(Recorded information)
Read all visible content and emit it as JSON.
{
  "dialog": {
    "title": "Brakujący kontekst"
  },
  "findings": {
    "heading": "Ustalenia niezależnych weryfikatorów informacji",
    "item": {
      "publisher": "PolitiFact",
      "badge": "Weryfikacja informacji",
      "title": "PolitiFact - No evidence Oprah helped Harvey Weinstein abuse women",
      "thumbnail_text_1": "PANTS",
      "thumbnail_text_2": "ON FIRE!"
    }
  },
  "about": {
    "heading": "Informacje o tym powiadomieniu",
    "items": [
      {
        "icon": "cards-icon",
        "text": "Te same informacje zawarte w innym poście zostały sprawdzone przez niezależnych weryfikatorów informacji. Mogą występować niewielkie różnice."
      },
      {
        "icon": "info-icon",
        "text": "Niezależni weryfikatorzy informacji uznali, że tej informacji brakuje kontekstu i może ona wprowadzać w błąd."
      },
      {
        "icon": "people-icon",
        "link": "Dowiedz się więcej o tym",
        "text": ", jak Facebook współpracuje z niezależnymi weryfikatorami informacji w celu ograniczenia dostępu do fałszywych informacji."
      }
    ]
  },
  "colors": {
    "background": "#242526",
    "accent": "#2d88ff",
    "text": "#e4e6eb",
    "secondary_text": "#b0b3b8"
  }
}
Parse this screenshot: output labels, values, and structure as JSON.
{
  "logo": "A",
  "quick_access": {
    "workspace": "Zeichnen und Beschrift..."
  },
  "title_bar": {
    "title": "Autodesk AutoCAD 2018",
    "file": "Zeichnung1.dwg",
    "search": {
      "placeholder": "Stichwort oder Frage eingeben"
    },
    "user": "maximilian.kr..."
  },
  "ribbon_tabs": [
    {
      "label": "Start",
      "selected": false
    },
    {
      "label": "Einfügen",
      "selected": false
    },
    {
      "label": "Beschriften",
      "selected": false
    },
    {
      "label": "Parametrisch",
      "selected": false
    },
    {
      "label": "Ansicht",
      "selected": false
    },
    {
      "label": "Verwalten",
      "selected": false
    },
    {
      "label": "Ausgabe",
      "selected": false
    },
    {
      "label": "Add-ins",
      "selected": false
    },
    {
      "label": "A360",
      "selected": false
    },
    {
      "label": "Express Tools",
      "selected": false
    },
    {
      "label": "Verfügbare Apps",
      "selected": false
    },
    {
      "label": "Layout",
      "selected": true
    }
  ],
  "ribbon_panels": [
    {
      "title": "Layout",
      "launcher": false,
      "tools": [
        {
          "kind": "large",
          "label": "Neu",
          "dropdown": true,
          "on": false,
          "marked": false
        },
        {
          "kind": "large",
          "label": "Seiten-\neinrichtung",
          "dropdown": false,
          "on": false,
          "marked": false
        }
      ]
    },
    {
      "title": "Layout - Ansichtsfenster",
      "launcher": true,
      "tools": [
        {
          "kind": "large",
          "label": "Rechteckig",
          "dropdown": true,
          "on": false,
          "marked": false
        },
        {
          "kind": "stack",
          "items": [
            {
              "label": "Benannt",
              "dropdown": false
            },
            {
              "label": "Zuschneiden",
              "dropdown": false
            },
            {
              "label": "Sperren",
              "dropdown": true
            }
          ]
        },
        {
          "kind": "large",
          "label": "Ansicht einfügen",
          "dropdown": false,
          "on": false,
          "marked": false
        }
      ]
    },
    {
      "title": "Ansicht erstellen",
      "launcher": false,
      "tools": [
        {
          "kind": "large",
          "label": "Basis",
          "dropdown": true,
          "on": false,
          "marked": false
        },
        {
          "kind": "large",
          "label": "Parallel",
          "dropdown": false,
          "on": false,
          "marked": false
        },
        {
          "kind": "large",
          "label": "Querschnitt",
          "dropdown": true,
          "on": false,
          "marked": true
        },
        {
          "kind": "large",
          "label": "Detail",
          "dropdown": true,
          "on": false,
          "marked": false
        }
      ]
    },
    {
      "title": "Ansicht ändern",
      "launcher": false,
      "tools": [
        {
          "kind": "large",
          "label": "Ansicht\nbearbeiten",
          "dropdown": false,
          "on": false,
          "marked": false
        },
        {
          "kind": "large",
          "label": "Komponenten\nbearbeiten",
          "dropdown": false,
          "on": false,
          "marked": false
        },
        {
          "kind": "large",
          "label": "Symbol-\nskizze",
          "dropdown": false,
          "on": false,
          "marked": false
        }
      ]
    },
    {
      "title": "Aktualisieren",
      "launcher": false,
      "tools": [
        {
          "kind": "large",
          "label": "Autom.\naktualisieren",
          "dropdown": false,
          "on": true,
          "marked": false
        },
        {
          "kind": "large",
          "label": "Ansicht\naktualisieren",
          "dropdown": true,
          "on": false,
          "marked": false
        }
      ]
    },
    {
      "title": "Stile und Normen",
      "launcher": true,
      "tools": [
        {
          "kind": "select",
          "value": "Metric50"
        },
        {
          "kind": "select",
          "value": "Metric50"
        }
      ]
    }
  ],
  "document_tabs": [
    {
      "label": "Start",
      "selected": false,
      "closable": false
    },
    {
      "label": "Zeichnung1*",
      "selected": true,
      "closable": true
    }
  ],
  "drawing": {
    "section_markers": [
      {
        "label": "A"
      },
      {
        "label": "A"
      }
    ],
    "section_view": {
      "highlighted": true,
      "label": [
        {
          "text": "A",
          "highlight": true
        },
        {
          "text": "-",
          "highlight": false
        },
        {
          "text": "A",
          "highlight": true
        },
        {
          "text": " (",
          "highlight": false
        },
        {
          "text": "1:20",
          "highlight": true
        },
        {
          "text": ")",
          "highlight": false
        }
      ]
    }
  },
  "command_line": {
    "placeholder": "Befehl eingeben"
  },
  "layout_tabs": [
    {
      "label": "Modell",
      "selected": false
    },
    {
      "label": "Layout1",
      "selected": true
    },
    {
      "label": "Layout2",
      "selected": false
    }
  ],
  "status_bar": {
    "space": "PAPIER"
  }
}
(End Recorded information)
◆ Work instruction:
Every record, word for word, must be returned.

◆ Result below:
Read all visible content and emit it as JSON.
{
  "dialog": {
    "title": "Brakujący kontekst"
  },
  "findings": {
    "heading": "Ustalenia niezależnych weryfikatorów informacji",
    "item": {
      "publisher": "PolitiFact",
      "badge": "Weryfikacja informacji",
      "title": "PolitiFact - No evidence Oprah helped Harvey Weinstein abuse women",
      "thumbnail_text_1": "PANTS",
      "thumbnail_text_2": "ON FIRE!"
    }
  },
  "about": {
    "heading": "Informacje o tym powiadomieniu",
    "items": [
      {
        "icon": "cards-icon",
        "text": "Te same informacje zawarte w innym poście zostały sprawdzone przez niezależnych weryfikatorów informacji. Mogą występować niewielkie różnice."
      },
      {
        "icon": "info-icon",
        "text": "Niezależni weryfikatorzy informacji uznali, że tej informacji brakuje kontekstu i może ona wprowadzać w błąd."
      },
      {
        "icon": "people-icon",
        "link": "Dowiedz się więcej o tym",
        "text": ", jak Facebook współpracuje z niezależnymi weryfikatorami informacji w celu ograniczenia dostępu do fałszywych informacji."
      }
    ]
  },
  "colors": {
    "background": "#242526",
    "accent": "#2d88ff",
    "text": "#e4e6eb",
    "secondary_text": "#b0b3b8"
  }
}
Parse this screenshot: output labels, values, and structure as JSON.
{
  "logo": "A",
  "quick_access": {
    "workspace": "Zeichnen und Beschrift..."
  },
  "title_bar": {
    "title": "Autodesk AutoCAD 2018",
    "file": "Zeichnung1.dwg",
    "search": {
      "placeholder": "Stichwort oder Frage eingeben"
    },
    "user": "maximilian.kr..."
  },
  "ribbon_tabs": [
    {
      "label": "Start",
      "selected": false
    },
    {
      "label": "Einfügen",
      "selected": false
    },
    {
      "label": "Beschriften",
      "selected": false
    },
    {
      "label": "Parametrisch",
      "selected": false
    },
    {
      "label": "Ansicht",
      "selected": false
    },
    {
      "label": "Verwalten",
      "selected": false
    },
    {
      "label": "Ausgabe",
      "selected": false
    },
    {
      "label": "Add-ins",
      "selected": false
    },
    {
      "label": "A360",
      "selected": false
    },
    {
      "label": "Express Tools",
      "selected": false
    },
    {
      "label": "Verfügbare Apps",
      "selected": false
    },
    {
      "label": "Layout",
      "selected": true
    }
  ],
  "ribbon_panels": [
    {
      "title": "Layout",
      "launcher": false,
      "tools": [
        {
          "kind": "large",
          "label": "Neu",
          "dropdown": true,
          "on": false,
          "marked": false
        },
        {
          "kind": "large",
          "label": "Seiten-\neinrichtung",
          "dropdown": false,
          "on": false,
          "marked": false
        }
      ]
    },
    {
      "title": "Layout - Ansichtsfenster",
      "launcher": true,
      "tools": [
        {
          "kind": "large",
          "label": "Rechteckig",
          "dropdown": true,
          "on": false,
          "marked": false
        },
        {
          "kind": "stack",
          "items": [
            {
              "label": "Benannt",
              "dropdown": false
            },
            {
              "label": "Zuschneiden",
              "dropdown": false
            },
            {
              "label": "Sperren",
              "dropdown": true
            }
          ]
        },
        {
          "kind": "large",
          "label": "Ansicht einfügen",
          "dropdown": false,
          "on": false,
          "marked": false
        }
      ]
    },
    {
      "title": "Ansicht erstellen",
      "launcher": false,
      "tools": [
        {
          "kind": "large",
          "label": "Basis",
          "dropdown": true,
          "on": false,
          "marked": false
        },
        {
          "kind": "large",
          "label": "Parallel",
          "dropdown": false,
          "on": false,
          "marked": false
        },
        {
          "kind": "large",
          "label": "Querschnitt",
          "dropdown": true,
          "on": false,
          "marked": true
        },
        {
          "kind": "large",
          "label": "Detail",
          "dropdown": true,
          "on": false,
          "marked": false
        }
      ]
    },
    {
      "title": "Ansicht ändern",
      "launcher": false,
      "tools": [
        {
          "kind": "large",
          "label": "Ansicht\nbearbeiten",
          "dropdown": false,
          "on": false,
          "marked": false
        },
        {
          "kind": "large",
          "label": "Komponenten\nbearbeiten",
          "dropdown": false,
          "on": false,
          "marked": false
        },
        {
          "kind": "large",
          "label": "Symbol-\nskizze",
          "dropdown": false,
          "on": false,
          "marked": false
        }
      ]
    },
    {
      "title": "Aktualisieren",
      "launcher": false,
      "tools": [
        {
          "kind": "large",
          "label": "Autom.\naktualisieren",
          "dropdown": false,
          "on": true,
          "marked": false
        },
        {
          "kind": "large",
          "label": "Ansicht\naktualisieren",
          "dropdown": true,
          "on": false,
          "marked": false
        }
      ]
    },
    {
      "title": "Stile und Normen",
      "launcher": true,
      "tools": [
        {
          "kind": "select",
          "value": "Metric50"
        },
        {
          "kind": "select",
          "value": "Metric50"
        }
      ]
    }
  ],
  "document_tabs": [
    {
      "label": "Start",
      "selected": false,
      "closable": false
    },
    {
      "label": "Zeichnung1*",
      "selected": true,
      "closable": true
    }
  ],
  "drawing": {
    "section_markers": [
      {
        "label": "A"
      },
      {
        "label": "A"
      }
    ],
    "section_view": {
      "highlighted": true,
      "label": [
        {
          "text": "A",
          "highlight": true
        },
        {
          "text": "-",
          "highlight": false
        },
        {
          "text": "A",
          "highlight": true
        },
        {
          "text": " (",
          "highlight": false
        },
        {
          "text": "1:20",
          "highlight": true
        },
        {
          "text": ")",
          "highlight": false
        }
      ]
    }
  },
  "command_line": {
    "placeholder": "Befehl eingeben"
  },
  "layout_tabs": [
    {
      "label": "Modell",
      "selected": false
    },
    {
      "label": "Layout1",
      "selected": true
    },
    {
      "label": "Layout2",
      "selected": false
    }
  ],
  "status_bar": {
    "space": "PAPIER"
  }
}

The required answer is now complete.